In today’s talking points: China’s Debt Rating Downgraded by Moody’s; China encouraging foreign investment by loosening restrictions; China’s investment in Australia at all time high since GFC; Chinese Market Exchange Rate Update
China’s Debt Rating Downgraded
Moody’s has downgraded China’s debt rating to A1 from Aa3 amidst concerns that a rise in economy-wide debt will put further pressure on the country’s finances. The downward revision in China’s debt rating, which was announced this Wednesday, caused the offshore yuan to weaken and the Australian dollar to fall 0.31%. As one of Australia’s largest trading partners, the downgrade will have negative flow on effects for the Australian economy. However, Christopher Balding of the HSBC School of Business at Peking University said that the effects of this downgrade are minimised by the fact that much of China’s debt is “held by state or quasi-state actors and minimal amounts are international investors.”

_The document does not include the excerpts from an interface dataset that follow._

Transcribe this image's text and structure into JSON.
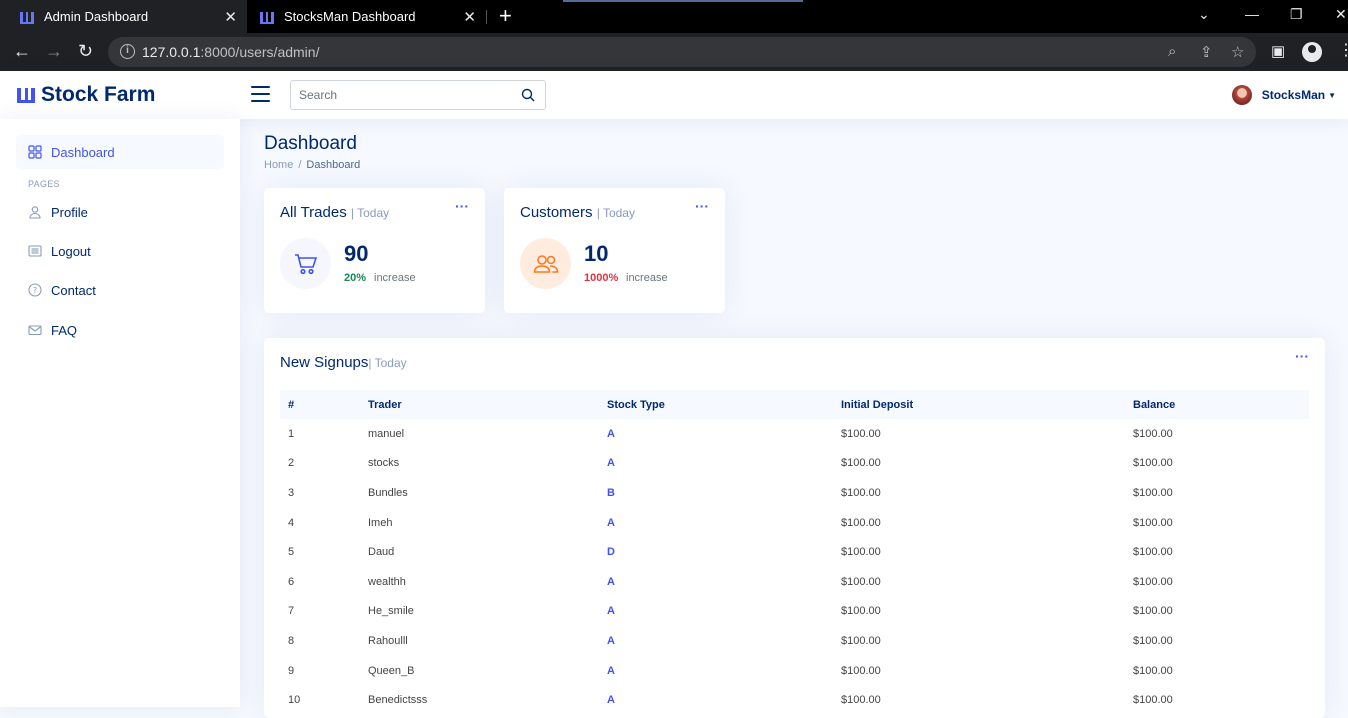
{
  "browser": {
    "tabs": [
      {
        "title": "Admin Dashboard",
        "active": true
      },
      {
        "title": "StocksMan Dashboard",
        "active": false
      }
    ],
    "url_host": "127.0.0.1",
    "url_rest": ":8000/users/admin/"
  },
  "header": {
    "brand": "Stock Farm",
    "search_placeholder": "Search",
    "user_name": "StocksMan"
  },
  "sidebar": {
    "items": [
      {
        "label": "Dashboard",
        "icon": "grid-icon",
        "active": true
      },
      {
        "label": "Profile",
        "icon": "person-icon"
      },
      {
        "label": "Logout",
        "icon": "card-list-icon"
      },
      {
        "label": "Contact",
        "icon": "question-circle-icon"
      },
      {
        "label": "FAQ",
        "icon": "envelope-icon"
      }
    ],
    "heading": "Pages"
  },
  "page": {
    "title": "Dashboard",
    "breadcrumb": [
      "Home",
      "Dashboard"
    ]
  },
  "cards": {
    "trades": {
      "title": "All Trades",
      "period": "| Today",
      "value": "90",
      "pct": "20%",
      "label": "increase",
      "pct_color": "#198754"
    },
    "customers": {
      "title": "Customers",
      "period": "| Today",
      "value": "10",
      "pct": "1000%",
      "label": "increase",
      "pct_color": "#dc3545"
    }
  },
  "signups": {
    "title": "New Signups",
    "period": "| Today",
    "columns": [
      "#",
      "Trader",
      "Stock Type",
      "Initial Deposit",
      "Balance"
    ],
    "rows": [
      [
        "1",
        "manuel",
        "A",
        "$100.00",
        "$100.00"
      ],
      [
        "2",
        "stocks",
        "A",
        "$100.00",
        "$100.00"
      ],
      [
        "3",
        "Bundles",
        "B",
        "$100.00",
        "$100.00"
      ],
      [
        "4",
        "Imeh",
        "A",
        "$100.00",
        "$100.00"
      ],
      [
        "5",
        "Daud",
        "D",
        "$100.00",
        "$100.00"
      ],
      [
        "6",
        "wealthh",
        "A",
        "$100.00",
        "$100.00"
      ],
      [
        "7",
        "He_smile",
        "A",
        "$100.00",
        "$100.00"
      ],
      [
        "8",
        "Rahoulll",
        "A",
        "$100.00",
        "$100.00"
      ],
      [
        "9",
        "Queen_B",
        "A",
        "$100.00",
        "$100.00"
      ],
      [
        "10",
        "Benedictsss",
        "A",
        "$100.00",
        "$100.00"
      ]
    ]
  },
  "colors": {
    "accent": "#4154f1",
    "navy": "#012970",
    "muted": "#899bbd"
  }
}
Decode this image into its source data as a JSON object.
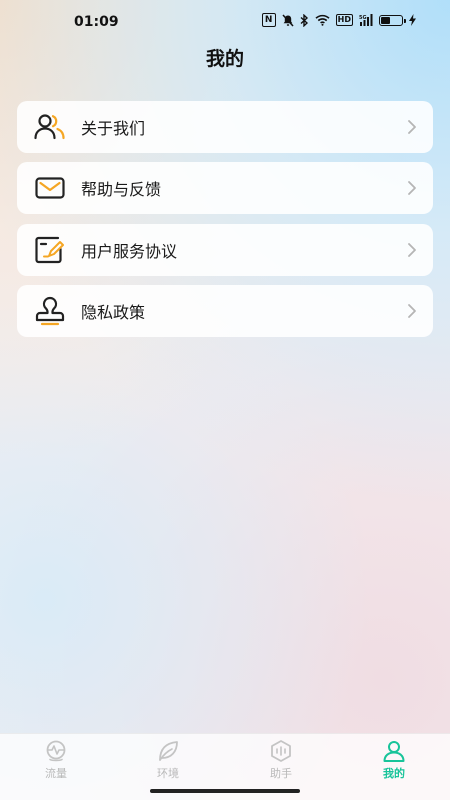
{
  "status_bar": {
    "time": "01:09",
    "icons": [
      "nfc-icon",
      "mute-icon",
      "bluetooth-icon",
      "wifi-icon",
      "hd-icon",
      "5g-signal-icon",
      "battery-icon",
      "charging-icon"
    ],
    "hd_label": "HD",
    "nfc_label": "N"
  },
  "header": {
    "title": "我的"
  },
  "menu": {
    "items": [
      {
        "label": "关于我们",
        "icon": "about-us-icon"
      },
      {
        "label": "帮助与反馈",
        "icon": "mail-icon"
      },
      {
        "label": "用户服务协议",
        "icon": "agreement-icon"
      },
      {
        "label": "隐私政策",
        "icon": "privacy-stamp-icon"
      }
    ]
  },
  "bottom_nav": {
    "tabs": [
      {
        "label": "流量",
        "icon": "traffic-icon",
        "active": false
      },
      {
        "label": "环境",
        "icon": "leaf-icon",
        "active": false
      },
      {
        "label": "助手",
        "icon": "assistant-icon",
        "active": false
      },
      {
        "label": "我的",
        "icon": "profile-icon",
        "active": true
      }
    ]
  },
  "colors": {
    "accent": "#18c49a",
    "icon_orange": "#f5a623",
    "icon_dark": "#222222",
    "tab_inactive": "#b8b8b8"
  }
}
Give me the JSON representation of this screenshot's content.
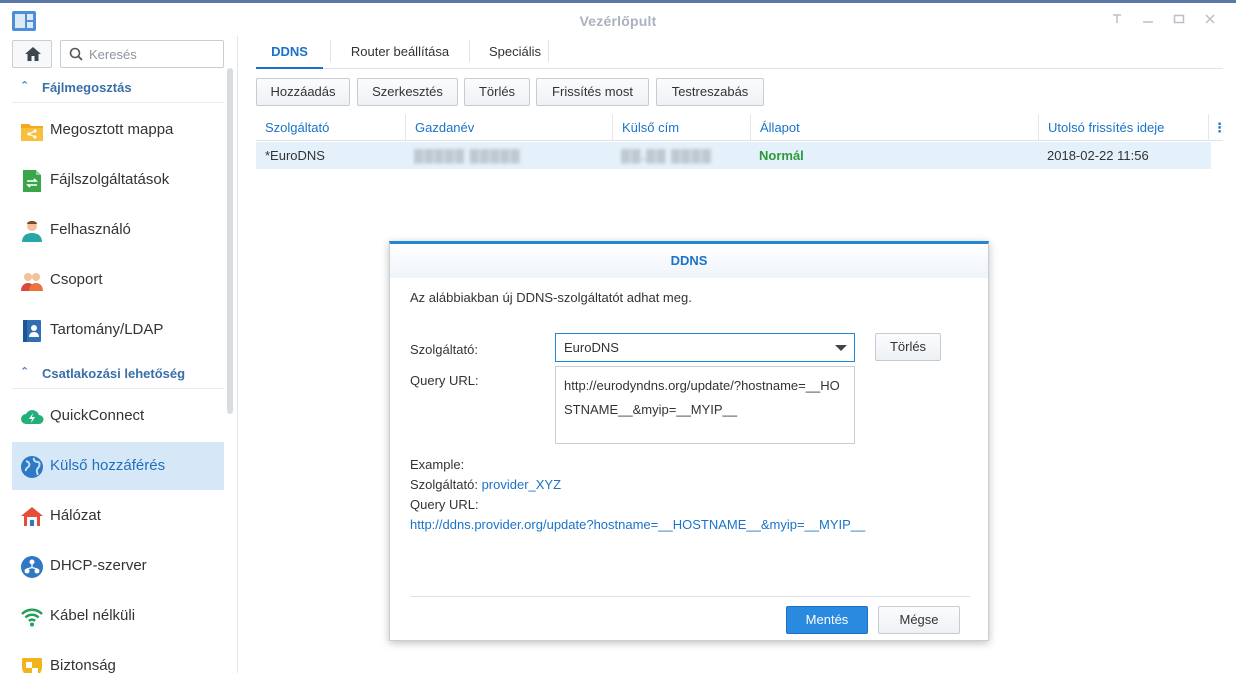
{
  "window": {
    "title": "Vezérlőpult",
    "icons": [
      "app-icon",
      "pin-icon",
      "minimize-icon",
      "maximize-icon",
      "close-icon"
    ]
  },
  "sidebar": {
    "search_placeholder": "Keresés",
    "sections": [
      {
        "label": "Fájlmegosztás",
        "items": [
          {
            "label": "Megosztott mappa",
            "icon": "shared-folder-icon"
          },
          {
            "label": "Fájlszolgáltatások",
            "icon": "file-services-icon"
          },
          {
            "label": "Felhasználó",
            "icon": "user-icon"
          },
          {
            "label": "Csoport",
            "icon": "group-icon"
          },
          {
            "label": "Tartomány/LDAP",
            "icon": "domain-ldap-icon"
          }
        ]
      },
      {
        "label": "Csatlakozási lehetőség",
        "items": [
          {
            "label": "QuickConnect",
            "icon": "quickconnect-icon"
          },
          {
            "label": "Külső hozzáférés",
            "icon": "globe-icon",
            "active": true
          },
          {
            "label": "Hálózat",
            "icon": "network-house-icon"
          },
          {
            "label": "DHCP-szerver",
            "icon": "dhcp-icon"
          },
          {
            "label": "Kábel nélküli",
            "icon": "wifi-icon"
          },
          {
            "label": "Biztonság",
            "icon": "security-shield-icon"
          }
        ]
      }
    ]
  },
  "tabs": [
    "DDNS",
    "Router beállítása",
    "Speciális"
  ],
  "toolbar": [
    "Hozzáadás",
    "Szerkesztés",
    "Törlés",
    "Frissítés most",
    "Testreszabás"
  ],
  "grid": {
    "columns": [
      "Szolgáltató",
      "Gazdanév",
      "Külső cím",
      "Állapot",
      "Utolsó frissítés ideje"
    ],
    "rows": [
      {
        "provider": "*EuroDNS",
        "hostname": "▒▒▒▒▒ ▒▒▒▒▒",
        "external": "▒▒.▒▒ ▒▒▒▒",
        "status": "Normál",
        "updated": "2018-02-22 11:56"
      }
    ]
  },
  "dialog": {
    "title": "DDNS",
    "intro": "Az alábbiakban új DDNS-szolgáltatót adhat meg.",
    "provider_label": "Szolgáltató:",
    "provider_value": "EuroDNS",
    "delete_button": "Törlés",
    "query_label": "Query URL:",
    "query_value": "http://eurodyndns.org/update/?hostname=__HOSTNAME__&myip=__MYIP__",
    "example_label": "Example:",
    "example_provider_label": "Szolgáltató:",
    "example_provider_value": "provider_XYZ",
    "example_query_label": "Query URL:",
    "example_query_value": "http://ddns.provider.org/update?hostname=__HOSTNAME__&myip=__MYIP__",
    "save_button": "Mentés",
    "cancel_button": "Mégse"
  },
  "colors": {
    "accent": "#1a73c8",
    "status_ok": "#2d9a3a",
    "active_nav_bg": "#d6e8f7"
  }
}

Read More at Bloomberg
China to Ease Restrictions on Foreign Investment
In an effort boost foreign investment into China, the Chinese Government will implement a series of reforms to ease restrictions on foreign investment in an effort to increase foreign investment in services, manufacturing and mining sectors. Such an initiative is likely to encourage and attract incoming foreign investment into China, in order to continue to boost economic growth. This move was declared at a key CPC Party meeting on Tuesday, where environmental policy plans were also discussed, including a plan to set up trans regional environmental protection bodies to tackle air quality and pollution concerns.
Read more at China Daily
Chinese Investment in Australia at All Time High Since GFC
A report jointly authored by KPMG and Sydney University has found that Chinese investment in Australia has reached the highest level since the GFC in 2008/09. The study shows that Chinese investment in Australia is up 12% from 2015 to $15.4 billion last year. Report findings have shown that over one third of Chinese direct investment in Australia during 2016 was in commercial real estate, however, investments in residential and hotel assets are also high. The report, titled ‘Demystifying Chinese Investment in Australia, cautions that Chinese investment may be looking towards Europe and the USA. Moreover, Chinese investment will undergo increased oversight and supervision in order to minimise excessive capital outflows and inefficiency. Nevertheless, robust overseas direct investment is likely to continue into the long term.
Read more at ABC News
Market exchange rates in China
Market makers base a weighted average of prices for the central parity rate of the yuan. At 9 a.m, on the same business day, international foreign exchange market firmly bases the central parity rate of the yuan against the exchange rate of the Hong Kong dollar against the U.S. dollar. Before the opening of the interbank exchange market, 21 currencies are found of the central parity rates of the yuan and then based on average prices offered by market makers.
Read more at Xinhua News